Not Nigel Farage, now coming for those fatally wounded northern seats in three weeks's time. Perhaps Nigel will even draw succour from the fact that UKIP’s ongoing implosion frees up the decks for him.
In Sunderland, UKIP managed to gain three seats, but elsewhere its results have been dismal. It has lost 54 seats as of writing, but retained only 17. After staving off bankruptcy last year and mass resignations in the wake of Nigel’s departure, the party is in such dire straits that they only managed to contest 16 percent of available seats this time around, as opposed to 40 percent in 2014.
This morning, Conservative minister Brandon Lewis was touring the news studios, wiping off the blood with blandishments about how "the message is that the voters want us to get on in these negotiations with Labour". Just behind him, Labour’s John McDonnell was tweeting: “So far message from local elections: ‘Brexit – sort it.’ Message received.” Check your message settings please, gentlemen: they’re completely wrong. At this point voters just want you both to dig a hole and jump in it. In just under a month, they’ll have a few more weapons at their disposal to dig the hole for you.
And don’t think that coming to an agreement on a Customs Union gets you out of that either. That would sell out Brexit voters while simultaneously going through with a Brexit, albeit a pointless one. It would be the final grand act of mutual self-mutilation.
There would at least be something quite poetic in it – Labour and the Tories, agreeing to stab each other in a death-clinch last stand, in the name of selling out most of their respective voters.

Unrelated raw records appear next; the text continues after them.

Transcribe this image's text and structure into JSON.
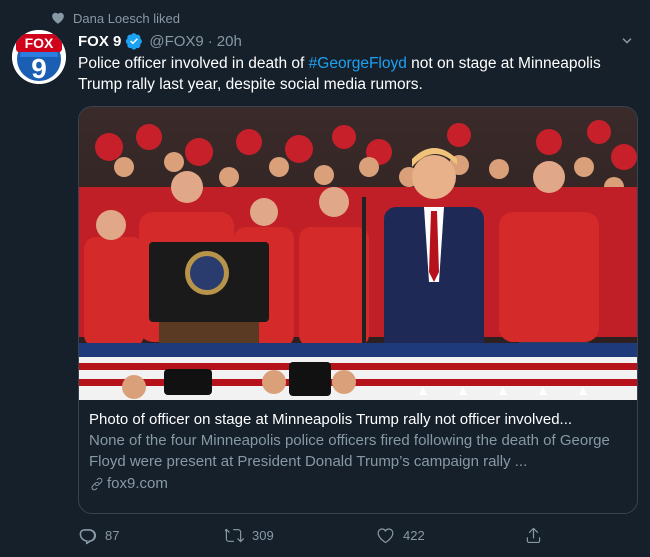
{
  "social_context": {
    "text": "Dana Loesch liked"
  },
  "author": {
    "display_name": "FOX 9",
    "handle": "@FOX9",
    "separator": "·",
    "time": "20h",
    "logo_text_top": "FOX",
    "logo_text_bottom": "9"
  },
  "tweet": {
    "text_before": "Police officer involved in death of ",
    "hashtag": "#GeorgeFloyd",
    "text_after": " not on stage at Minneapolis Trump rally last year, despite social media rumors."
  },
  "card": {
    "image_desc": "rally-stage-photo",
    "title": "Photo of officer on stage at Minneapolis Trump rally not officer involved...",
    "description": "None of the four Minneapolis police officers fired following the death of George Floyd were present at President Donald Trump’s campaign rally ...",
    "domain": "fox9.com"
  },
  "actions": {
    "replies": "87",
    "retweets": "309",
    "likes": "422"
  },
  "colors": {
    "background": "#15202b",
    "accent": "#1da1f2",
    "secondary_text": "#8899a6",
    "border": "#38444d"
  }
}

Hell, at this point, it might even be The Decent Thing – the very least they could do to make it up to us.